We also get a great challenge for those who have infrared filters on their telescopes.
See if you can emulate the Parker Solar Probe and pick out some surface features on the dark side of Venus while it is in its crescent phase.

In Ian’s Tangent, he continues his theme to discuss the problems with our naming of celestial objects, in this case the naming of different sized exoplanets. And there are some peculiarities in the size groupings of exoplanets discovered so far. Currently with exoplanets we have named Super Earths, Super Jupiters, Hot Jupiters, Hot Super Mars, Super Earths, Mini Neptunes, Hot Mini Earths, and then Ian introduces us to Pulsar Planets and we now have also discovered a real supermoon which is a Neptune sized moon orbiting a Jupiter sized exoplanet, Kepler 1625b.
What’s next? Let’s just wait till the JWST starts exposing novel exoplanets!

Leave a Reply

Fill in your details below or click an icon to log in: Logo

You are commenting using your account. Log Out /  Change )

Twitter picture

You are commenting using your Twitter account. Log Out /  Change )

Facebook photo

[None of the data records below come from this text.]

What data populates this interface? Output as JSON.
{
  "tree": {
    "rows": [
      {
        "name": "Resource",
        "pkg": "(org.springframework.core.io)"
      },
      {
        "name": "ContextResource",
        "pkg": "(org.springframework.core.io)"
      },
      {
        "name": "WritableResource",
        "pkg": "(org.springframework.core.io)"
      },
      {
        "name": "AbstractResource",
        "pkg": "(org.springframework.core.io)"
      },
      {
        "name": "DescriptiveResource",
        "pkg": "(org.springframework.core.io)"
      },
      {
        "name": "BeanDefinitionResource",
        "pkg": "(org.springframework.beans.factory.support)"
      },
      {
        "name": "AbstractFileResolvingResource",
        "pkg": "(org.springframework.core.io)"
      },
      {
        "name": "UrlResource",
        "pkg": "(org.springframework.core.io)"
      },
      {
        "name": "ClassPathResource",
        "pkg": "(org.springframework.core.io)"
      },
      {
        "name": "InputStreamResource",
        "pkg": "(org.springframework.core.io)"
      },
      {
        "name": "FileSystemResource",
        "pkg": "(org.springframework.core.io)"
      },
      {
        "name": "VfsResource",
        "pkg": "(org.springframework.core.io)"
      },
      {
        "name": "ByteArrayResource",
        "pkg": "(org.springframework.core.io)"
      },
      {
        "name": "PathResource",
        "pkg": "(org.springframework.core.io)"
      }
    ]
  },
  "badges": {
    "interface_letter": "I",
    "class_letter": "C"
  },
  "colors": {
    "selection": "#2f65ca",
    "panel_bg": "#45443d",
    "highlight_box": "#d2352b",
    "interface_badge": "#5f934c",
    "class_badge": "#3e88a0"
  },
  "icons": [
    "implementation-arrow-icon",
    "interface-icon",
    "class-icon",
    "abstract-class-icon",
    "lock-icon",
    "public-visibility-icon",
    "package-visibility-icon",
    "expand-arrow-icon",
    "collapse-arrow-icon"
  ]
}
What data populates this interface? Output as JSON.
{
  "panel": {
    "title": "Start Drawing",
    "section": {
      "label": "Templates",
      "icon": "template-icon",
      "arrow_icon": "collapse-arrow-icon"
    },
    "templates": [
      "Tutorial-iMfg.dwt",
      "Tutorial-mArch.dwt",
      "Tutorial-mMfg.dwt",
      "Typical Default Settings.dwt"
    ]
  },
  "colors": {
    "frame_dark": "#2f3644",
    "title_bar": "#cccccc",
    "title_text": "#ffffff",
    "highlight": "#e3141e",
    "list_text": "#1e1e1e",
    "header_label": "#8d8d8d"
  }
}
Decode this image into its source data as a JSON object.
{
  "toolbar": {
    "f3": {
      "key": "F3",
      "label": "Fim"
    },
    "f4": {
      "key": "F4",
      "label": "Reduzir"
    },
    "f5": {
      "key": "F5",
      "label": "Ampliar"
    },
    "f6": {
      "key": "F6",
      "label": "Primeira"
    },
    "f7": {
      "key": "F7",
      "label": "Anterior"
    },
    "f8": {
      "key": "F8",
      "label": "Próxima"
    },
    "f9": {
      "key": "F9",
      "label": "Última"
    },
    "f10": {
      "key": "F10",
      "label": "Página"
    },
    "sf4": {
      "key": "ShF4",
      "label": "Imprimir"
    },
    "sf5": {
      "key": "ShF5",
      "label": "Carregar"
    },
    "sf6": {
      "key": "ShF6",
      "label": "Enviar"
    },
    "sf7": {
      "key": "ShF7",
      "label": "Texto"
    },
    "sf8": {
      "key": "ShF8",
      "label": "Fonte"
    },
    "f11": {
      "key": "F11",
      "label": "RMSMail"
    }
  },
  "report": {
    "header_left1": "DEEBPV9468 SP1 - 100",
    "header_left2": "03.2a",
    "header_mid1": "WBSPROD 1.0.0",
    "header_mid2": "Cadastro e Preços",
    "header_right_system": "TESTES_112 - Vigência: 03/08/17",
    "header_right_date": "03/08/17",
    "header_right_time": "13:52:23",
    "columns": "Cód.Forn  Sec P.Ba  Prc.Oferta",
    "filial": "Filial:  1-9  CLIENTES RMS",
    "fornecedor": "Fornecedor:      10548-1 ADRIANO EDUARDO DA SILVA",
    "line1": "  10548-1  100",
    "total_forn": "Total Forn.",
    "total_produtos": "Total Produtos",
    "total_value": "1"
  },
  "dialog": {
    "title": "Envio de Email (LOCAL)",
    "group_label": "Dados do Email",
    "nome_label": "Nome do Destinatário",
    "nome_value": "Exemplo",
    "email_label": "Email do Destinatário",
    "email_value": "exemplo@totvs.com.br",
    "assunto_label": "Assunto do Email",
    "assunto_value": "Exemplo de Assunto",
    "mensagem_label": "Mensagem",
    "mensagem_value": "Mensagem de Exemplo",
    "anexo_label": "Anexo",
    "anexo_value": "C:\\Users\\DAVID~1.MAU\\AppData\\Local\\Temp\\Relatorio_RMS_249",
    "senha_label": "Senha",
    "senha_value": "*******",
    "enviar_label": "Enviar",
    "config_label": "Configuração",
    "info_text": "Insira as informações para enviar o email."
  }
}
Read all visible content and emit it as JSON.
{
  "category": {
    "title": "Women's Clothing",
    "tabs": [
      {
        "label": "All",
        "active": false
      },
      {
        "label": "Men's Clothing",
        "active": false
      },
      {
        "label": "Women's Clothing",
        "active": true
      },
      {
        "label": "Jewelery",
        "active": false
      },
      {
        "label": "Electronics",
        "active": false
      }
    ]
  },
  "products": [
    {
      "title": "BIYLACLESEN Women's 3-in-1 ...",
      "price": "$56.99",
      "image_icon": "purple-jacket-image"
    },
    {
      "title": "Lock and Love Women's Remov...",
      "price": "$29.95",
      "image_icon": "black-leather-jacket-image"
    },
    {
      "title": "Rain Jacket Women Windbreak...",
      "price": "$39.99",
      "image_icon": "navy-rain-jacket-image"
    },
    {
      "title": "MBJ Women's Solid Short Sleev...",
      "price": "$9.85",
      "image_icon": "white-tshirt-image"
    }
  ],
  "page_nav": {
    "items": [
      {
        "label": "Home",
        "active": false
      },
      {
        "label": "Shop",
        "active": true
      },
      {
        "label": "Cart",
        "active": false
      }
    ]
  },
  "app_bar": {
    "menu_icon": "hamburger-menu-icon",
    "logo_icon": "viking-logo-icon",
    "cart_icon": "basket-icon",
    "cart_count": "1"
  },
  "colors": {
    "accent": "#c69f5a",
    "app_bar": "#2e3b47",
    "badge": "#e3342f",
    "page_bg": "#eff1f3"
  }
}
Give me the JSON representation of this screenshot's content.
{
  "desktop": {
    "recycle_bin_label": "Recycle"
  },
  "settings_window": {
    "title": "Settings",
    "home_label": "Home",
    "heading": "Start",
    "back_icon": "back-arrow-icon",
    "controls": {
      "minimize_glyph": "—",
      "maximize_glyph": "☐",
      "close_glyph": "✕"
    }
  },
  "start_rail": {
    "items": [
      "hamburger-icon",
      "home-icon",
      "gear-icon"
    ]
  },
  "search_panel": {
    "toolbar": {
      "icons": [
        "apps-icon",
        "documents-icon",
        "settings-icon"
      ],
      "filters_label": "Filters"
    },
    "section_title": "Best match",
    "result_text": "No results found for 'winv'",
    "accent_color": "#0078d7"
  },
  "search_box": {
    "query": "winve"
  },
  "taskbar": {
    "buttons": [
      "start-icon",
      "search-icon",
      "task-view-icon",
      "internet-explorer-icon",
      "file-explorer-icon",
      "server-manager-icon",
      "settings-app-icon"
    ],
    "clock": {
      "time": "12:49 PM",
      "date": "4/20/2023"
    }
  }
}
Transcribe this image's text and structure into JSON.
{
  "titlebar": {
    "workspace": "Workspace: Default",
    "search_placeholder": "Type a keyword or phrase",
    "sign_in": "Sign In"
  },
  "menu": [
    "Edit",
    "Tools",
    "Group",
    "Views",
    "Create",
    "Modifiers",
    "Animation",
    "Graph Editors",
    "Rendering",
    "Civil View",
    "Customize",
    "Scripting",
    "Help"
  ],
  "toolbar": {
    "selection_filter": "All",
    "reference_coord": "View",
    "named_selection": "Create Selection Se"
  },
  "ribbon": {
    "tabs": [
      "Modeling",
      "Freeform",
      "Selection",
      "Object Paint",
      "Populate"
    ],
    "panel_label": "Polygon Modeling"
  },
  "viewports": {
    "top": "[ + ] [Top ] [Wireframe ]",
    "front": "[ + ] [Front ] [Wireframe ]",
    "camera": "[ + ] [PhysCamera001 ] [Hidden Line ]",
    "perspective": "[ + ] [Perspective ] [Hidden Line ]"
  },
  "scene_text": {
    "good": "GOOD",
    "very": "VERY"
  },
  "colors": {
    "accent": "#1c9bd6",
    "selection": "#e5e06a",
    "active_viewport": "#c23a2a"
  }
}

You are commenting using your Facebook account. Log Out /  Change )

Connecting to %s